Some of the world's most expensive and desirable classic cars will soon be charging around the Great Ocean Road, Gippsland and the Yarra Valley.
But rather than a breakaway group of hoons, the planned race involving up to 200 cars and their (wealthy) enthusiast owners will be an Australian adaptation of one of Italy's most famous road races – minus the road racing bit.
The Targa Florio – known as the world's oldest sports car race – will be transplanted into Australia as the .
Rather than a race of speed, the event will be a test of endurance and a "regularity race", whereby drivers are challenged to hit specific speed targets; using highly accurate measuring equipment drivers will be challenged to cover, say, 500 metres at 35km/h and the driver closest to the target wins.
Planned from November 29 – December 3 on some of the best driving roads around Melbourne, the event is hoped to attract cars from manufacturers as diverse as BMW, Abarth, Alfa Romeo, Lancia, Mercedes-Benz, Porsche and more.
It has been sanctioned by Australia's peak motorsport body, the Confederation of Australian Motorsport, and the sport's global governing body, the FIA.
All cars must have been produced between 1906 – the first year the Italian Targa Florio took place – and 1976.
However, it's the specific Ferrari class, for Ferraris produced after 1977, that will attract plenty of interest – provided there are enough of them.
Will it work?
Some industry insiders are sceptical about the event's potential to attract the level of vehicles that make an event such as this so appealing.
Three who 51698009 spoke to suggested the event had been organised too late, making it difficult for wealthy – and, often, busy owners – to arrange for their vehicles to be on the start line.
However, one of three directors behind the iSteem Group that owns the rights to the event, John Caniglia, says interest has already exceeded expectations, both here and around the world.
"Targa Florio is an iconic event of the classic car global circuit," he says. "We've had interest from the UK, Italy, Japan, Belgium, Hong Kong, Singapore and across the country."
Caniglia says planning for the event started last August and organisers started recruiting cars and drivers at the Targa Florio in Italy in April.
In and out
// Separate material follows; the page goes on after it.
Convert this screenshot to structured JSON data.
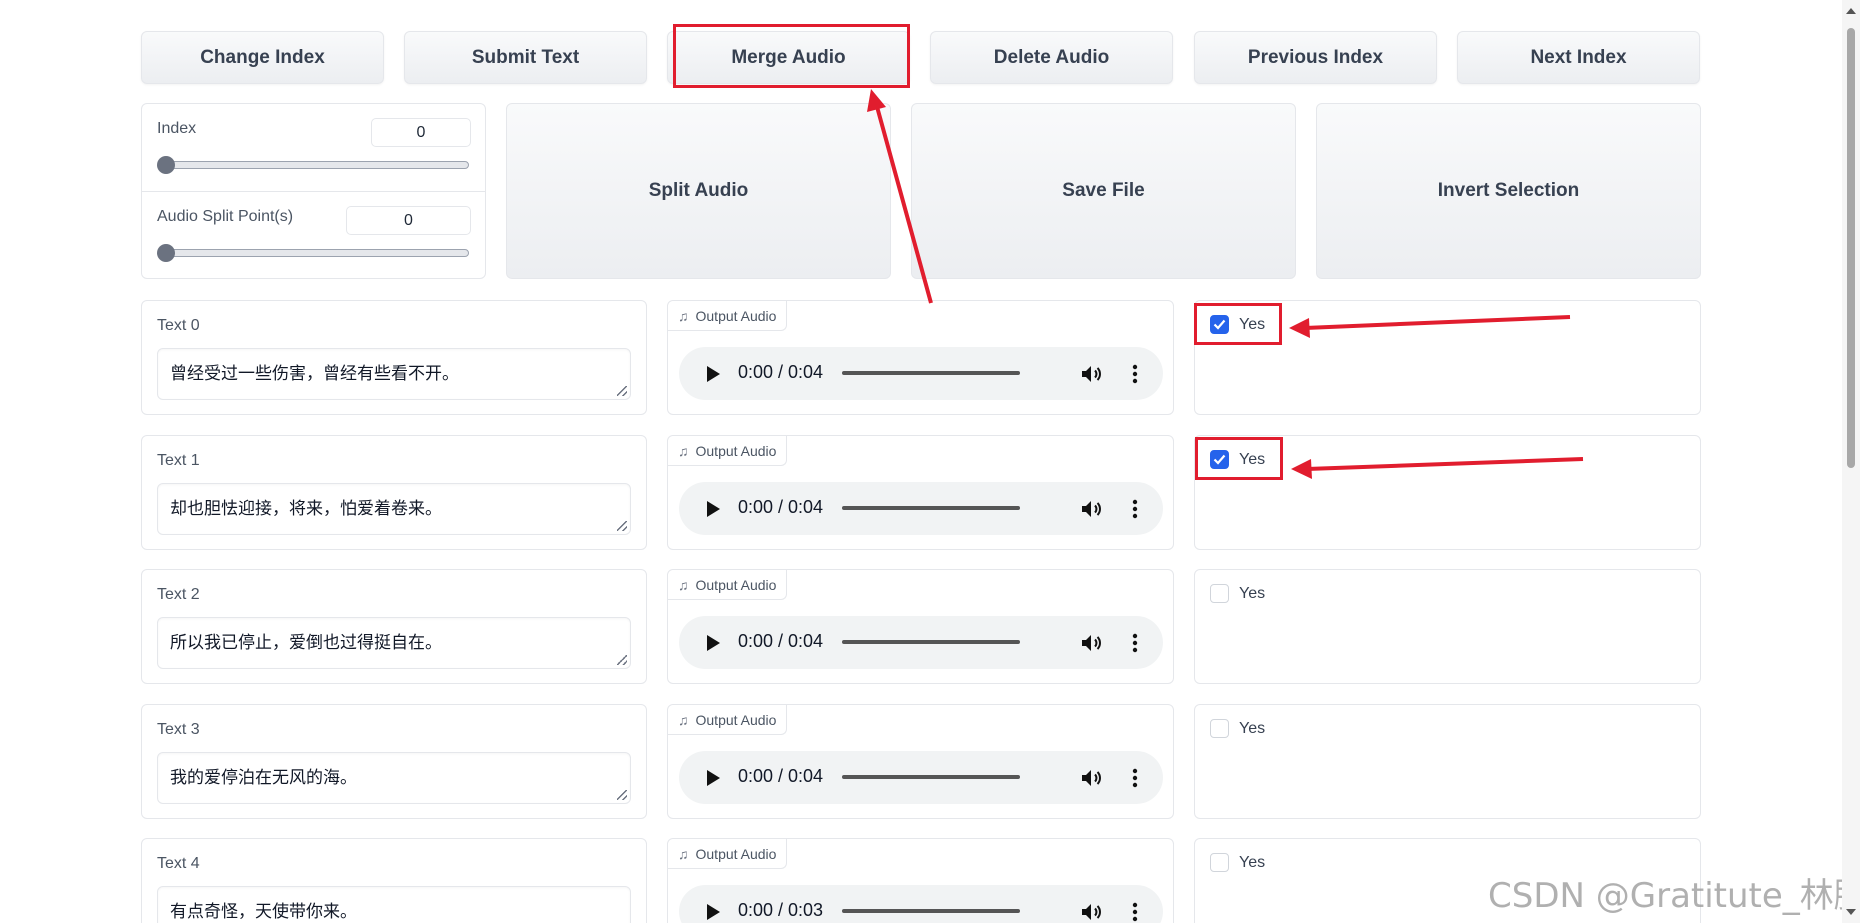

However, while the Italian Targa Florio enjoys the support of manufacturers, the Australian event currently has none.
And one of the main target brands, Ferrari, has ruled itself out for 2017.
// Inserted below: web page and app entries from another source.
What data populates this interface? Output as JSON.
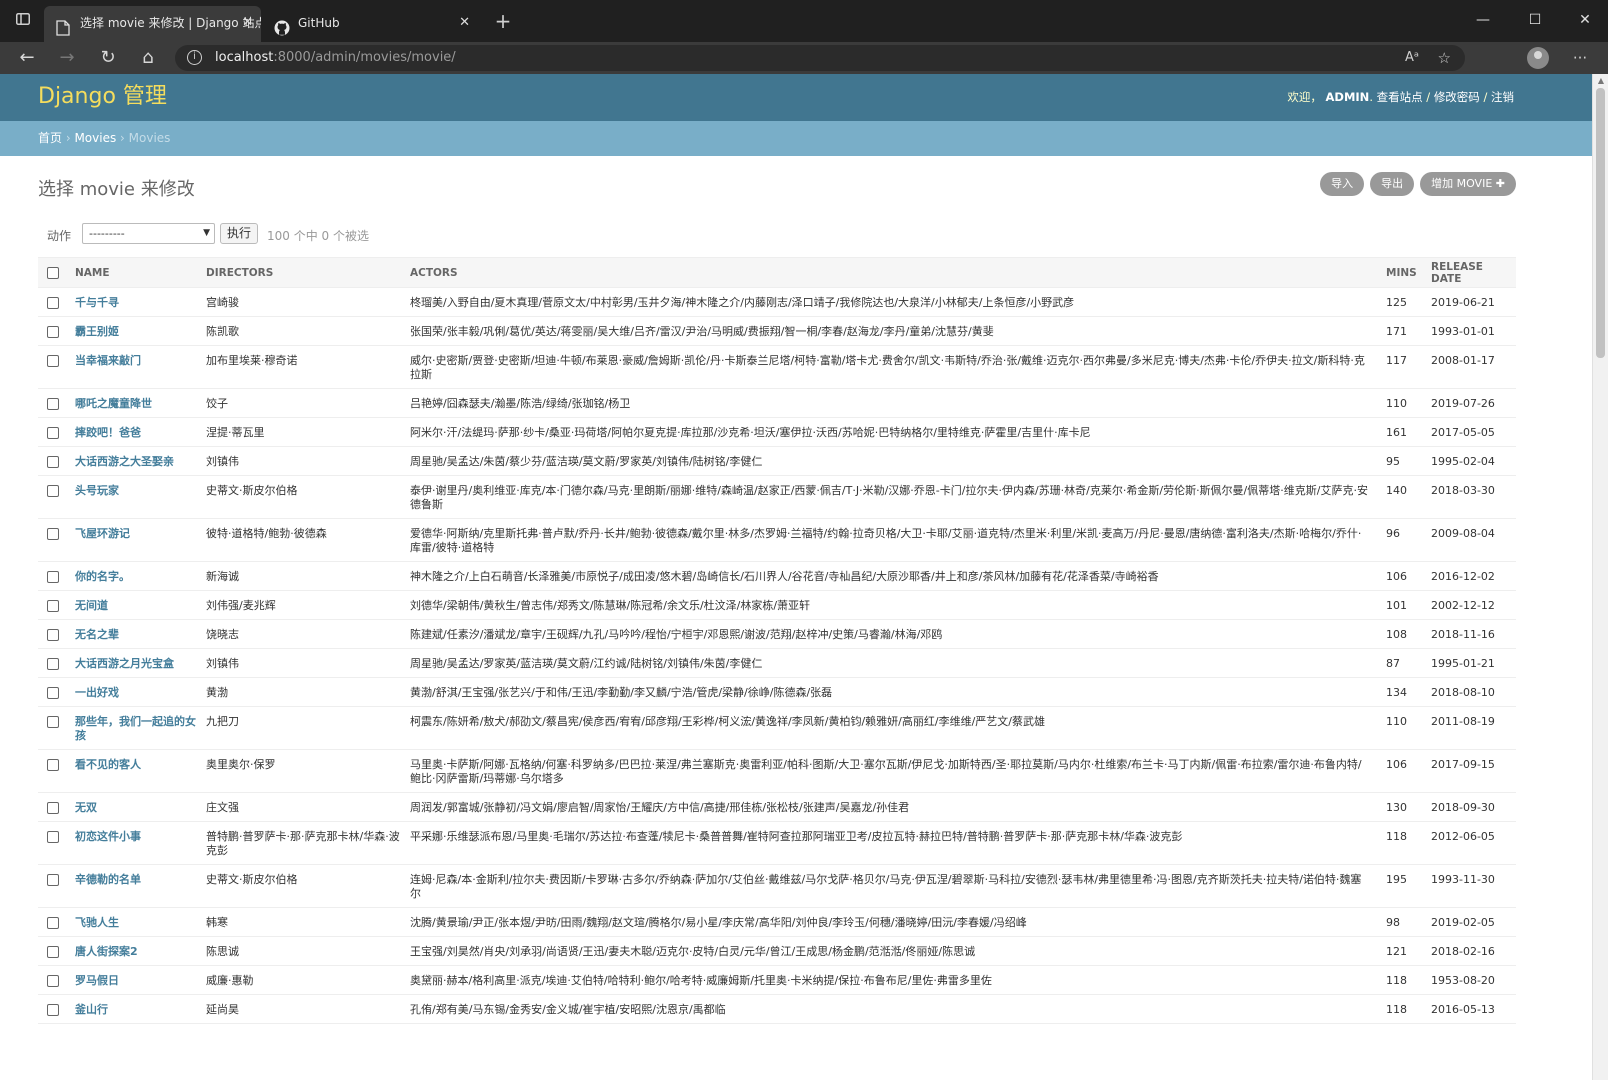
{
  "browser": {
    "tabs": [
      {
        "title": "选择 movie 来修改 | Django 站点",
        "close": "✕"
      },
      {
        "title": "GitHub",
        "close": "✕"
      }
    ],
    "new_tab": "+",
    "url_host": "localhost",
    "url_rest": ":8000/admin/movies/movie/"
  },
  "header": {
    "brand": "Django 管理",
    "welcome": "欢迎，",
    "user": "ADMIN",
    "view_site": "查看站点",
    "change_password": "修改密码",
    "logout": "注销",
    "sep": " / "
  },
  "breadcrumbs": {
    "home": "首页",
    "app": "Movies",
    "model": "Movies",
    "sep": " › "
  },
  "page": {
    "title": "选择 movie 来修改"
  },
  "object_tools": {
    "import": "导入",
    "export": "导出",
    "add": "增加 MOVIE ✚"
  },
  "actions": {
    "label": "动作",
    "selected": "---------",
    "go": "执行",
    "counter": "100 个中 0 个被选"
  },
  "table": {
    "headers": {
      "name": "NAME",
      "directors": "DIRECTORS",
      "actors": "ACTORS",
      "mins": "MINS",
      "release": "RELEASE DATE"
    },
    "rows": [
      {
        "name": "千与千寻",
        "directors": "宫崎骏",
        "actors": "柊瑠美/入野自由/夏木真理/菅原文太/中村彰男/玉井夕海/神木隆之介/内藤刚志/泽口靖子/我修院达也/大泉洋/小林郁夫/上条恒彦/小野武彦",
        "mins": "125",
        "release": "2019-06-21"
      },
      {
        "name": "霸王别姬",
        "directors": "陈凯歌",
        "actors": "张国荣/张丰毅/巩俐/葛优/英达/蒋雯丽/吴大维/吕齐/雷汉/尹治/马明威/费振翔/智一桐/李春/赵海龙/李丹/童弟/沈慧芬/黄斐",
        "mins": "171",
        "release": "1993-01-01"
      },
      {
        "name": "当幸福来敲门",
        "directors": "加布里埃莱·穆奇诺",
        "actors": "威尔·史密斯/贾登·史密斯/坦迪·牛顿/布莱恩·豪威/詹姆斯·凯伦/丹·卡斯泰兰尼塔/柯特·富勒/塔卡尤·费舍尔/凯文·韦斯特/乔治·张/戴维·迈克尔·西尔弗曼/多米尼克·博夫/杰弗·卡伦/乔伊夫·拉文/斯科特·克拉斯",
        "mins": "117",
        "release": "2008-01-17"
      },
      {
        "name": "哪吒之魔童降世",
        "directors": "饺子",
        "actors": "吕艳婷/囧森瑟夫/瀚墨/陈浩/绿绮/张珈铭/杨卫",
        "mins": "110",
        "release": "2019-07-26"
      },
      {
        "name": "摔跤吧！爸爸",
        "directors": "涅提·蒂瓦里",
        "actors": "阿米尔·汗/法缇玛·萨那·纱卡/桑亚·玛荷塔/阿帕尔夏克提·库拉那/沙克希·坦沃/塞伊拉·沃西/苏哈妮·巴特纳格尔/里特维克·萨霍里/吉里什·库卡尼",
        "mins": "161",
        "release": "2017-05-05"
      },
      {
        "name": "大话西游之大圣娶亲",
        "directors": "刘镇伟",
        "actors": "周星驰/吴孟达/朱茵/蔡少芬/蓝洁瑛/莫文蔚/罗家英/刘镇伟/陆树铭/李健仁",
        "mins": "95",
        "release": "1995-02-04"
      },
      {
        "name": "头号玩家",
        "directors": "史蒂文·斯皮尔伯格",
        "actors": "泰伊·谢里丹/奥利维亚·库克/本·门德尔森/马克·里朗斯/丽娜·维特/森崎温/赵家正/西蒙·佩吉/T·J·米勒/汉娜·乔恩-卡门/拉尔夫·伊内森/苏珊·林奇/克莱尔·希金斯/劳伦斯·斯佩尔曼/佩蒂塔·维克斯/艾萨克·安德鲁斯",
        "mins": "140",
        "release": "2018-03-30"
      },
      {
        "name": "飞屋环游记",
        "directors": "彼特·道格特/鲍勃·彼德森",
        "actors": "爱德华·阿斯纳/克里斯托弗·普卢默/乔丹·长井/鲍勃·彼德森/戴尔里·林多/杰罗姆·兰福特/约翰·拉奇贝格/大卫·卡耶/艾丽·道克特/杰里米·利里/米凯·麦高万/丹尼·曼恩/唐纳德·富利洛夫/杰斯·哈梅尔/乔什·库雷/彼特·道格特",
        "mins": "96",
        "release": "2009-08-04"
      },
      {
        "name": "你的名字。",
        "directors": "新海诚",
        "actors": "神木隆之介/上白石萌音/长泽雅美/市原悦子/成田凌/悠木碧/岛崎信长/石川界人/谷花音/寺杣昌纪/大原沙耶香/井上和彦/茶风林/加藤有花/花泽香菜/寺崎裕香",
        "mins": "106",
        "release": "2016-12-02"
      },
      {
        "name": "无间道",
        "directors": "刘伟强/麦兆辉",
        "actors": "刘德华/梁朝伟/黄秋生/曾志伟/郑秀文/陈慧琳/陈冠希/余文乐/杜汶泽/林家栋/萧亚轩",
        "mins": "101",
        "release": "2002-12-12"
      },
      {
        "name": "无名之辈",
        "directors": "饶晓志",
        "actors": "陈建斌/任素汐/潘斌龙/章宇/王砚辉/九孔/马吟吟/程怡/宁桓宇/邓恩熙/谢波/范翔/赵梓冲/史策/马睿瀚/林海/邓鸥",
        "mins": "108",
        "release": "2018-11-16"
      },
      {
        "name": "大话西游之月光宝盒",
        "directors": "刘镇伟",
        "actors": "周星驰/吴孟达/罗家英/蓝洁瑛/莫文蔚/江约诚/陆树铭/刘镇伟/朱茵/李健仁",
        "mins": "87",
        "release": "1995-01-21"
      },
      {
        "name": "一出好戏",
        "directors": "黄渤",
        "actors": "黄渤/舒淇/王宝强/张艺兴/于和伟/王迅/李勤勤/李又麟/宁浩/管虎/梁静/徐峥/陈德森/张磊",
        "mins": "134",
        "release": "2018-08-10"
      },
      {
        "name": "那些年，我们一起追的女孩",
        "directors": "九把刀",
        "actors": "柯震东/陈妍希/敖犬/郝劭文/蔡昌宪/侯彦西/宥宥/邱彦翔/王彩桦/柯义浤/黄逸祥/李凤新/黄柏钧/赖雅妍/高丽红/李维维/严艺文/蔡武雄",
        "mins": "110",
        "release": "2011-08-19"
      },
      {
        "name": "看不见的客人",
        "directors": "奥里奥尔·保罗",
        "actors": "马里奥·卡萨斯/阿娜·瓦格纳/何塞·科罗纳多/巴巴拉·莱涅/弗兰塞斯克·奥雷利亚/帕科·图斯/大卫·塞尔瓦斯/伊尼戈·加斯特西/圣·耶拉莫斯/马内尔·杜维索/布兰卡·马丁内斯/佩雷·布拉索/雷尔迪·布鲁内特/鲍比·冈萨雷斯/玛蒂娜·乌尔塔多",
        "mins": "106",
        "release": "2017-09-15"
      },
      {
        "name": "无双",
        "directors": "庄文强",
        "actors": "周润发/郭富城/张静初/冯文娟/廖启智/周家怡/王耀庆/方中信/高捷/邢佳栋/张松枝/张建声/吴嘉龙/孙佳君",
        "mins": "130",
        "release": "2018-09-30"
      },
      {
        "name": "初恋这件小事",
        "directors": "普特鹏·普罗萨卡·那·萨克那卡林/华森·波克彭",
        "actors": "平采娜·乐维瑟派布恩/马里奥·毛瑞尔/苏达拉·布查蓬/犊尼卡·桑普普舞/崔特阿查拉那阿瑞亚卫考/皮拉瓦特·赫拉巴特/普特鹏·普罗萨卡·那·萨克那卡林/华森·波克彭",
        "mins": "118",
        "release": "2012-06-05"
      },
      {
        "name": "辛德勒的名单",
        "directors": "史蒂文·斯皮尔伯格",
        "actors": "连姆·尼森/本·金斯利/拉尔夫·费因斯/卡罗琳·古多尔/乔纳森·萨加尔/艾伯丝·戴维兹/马尔戈萨·格贝尔/马克·伊瓦涅/碧翠斯·马科拉/安德烈·瑟韦林/弗里德里希·冯·图恩/克齐斯茨托夫·拉夫特/诺伯特·魏塞尔",
        "mins": "195",
        "release": "1993-11-30"
      },
      {
        "name": "飞驰人生",
        "directors": "韩寒",
        "actors": "沈腾/黄景瑜/尹正/张本煜/尹昉/田雨/魏翔/赵文瑄/腾格尔/易小星/李庆常/高华阳/刘仲良/李玲玉/何穗/潘晓婷/田沅/李春媛/冯绍峰",
        "mins": "98",
        "release": "2019-02-05"
      },
      {
        "name": "唐人街探案2",
        "directors": "陈思诚",
        "actors": "王宝强/刘昊然/肖央/刘承羽/尚语贤/王迅/妻夫木聪/迈克尔·皮特/白灵/元华/曾江/王成思/杨金鹏/范湉湉/佟丽娅/陈思诚",
        "mins": "121",
        "release": "2018-02-16"
      },
      {
        "name": "罗马假日",
        "directors": "威廉·惠勒",
        "actors": "奥黛丽·赫本/格利高里·派克/埃迪·艾伯特/哈特利·鲍尔/哈考特·威廉姆斯/托里奥·卡米纳提/保拉·布鲁布尼/里佐·弗雷多里佐",
        "mins": "118",
        "release": "1953-08-20"
      },
      {
        "name": "釜山行",
        "directors": "延尚昊",
        "actors": "孔侑/郑有美/马东锡/金秀安/金义城/崔宇植/安昭熙/沈恩京/禹都临",
        "mins": "118",
        "release": "2016-05-13"
      }
    ]
  }
}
"We were in discussions with them," says Ferrari Australia president and CEO Herbert Appleroth, wishing the event well and adding he would be keeping an eye on how it developed. "We have decided to decline at this stage to be officially involved as has our Melbourne dealer."
Instead, it's Victorian taxpayers stumping up a chunk of the bill.
"The Victorian government is providing significant support for 2017," says Caniglia, refusing to go into details.
No doubt one thing the Victorian government will be taking a keen interest in is ensuring drivers don't break the strictly enforced speed limits – something that could catch out drivers from Europe, where speeding laws are often much more leniently enforced.
Caniglia says the speed of all cars will be monitored in real time using GPS tracking, allowing organisers to meter their own punishments for drivers creeping over the limit.
The Targa Florio is known for its classic European machinery – everything from Alfa Romeos and Ferraris to Mercedes-Benzes and BMW – but organisers are hoping to inject a local flavour into the event.
"We'd really like to see a section within the Targa Florio Australian Tribute that really reflects the Australian muscle car culture and flavour," says Caniglia.
Until now the closest thing Aussies have had to a Targa Florio is the limited edition version of the legendary Leyland P76. The troubled P76 spawned a Targa Florio edition with stripes, unique wheels and a limited slip differential.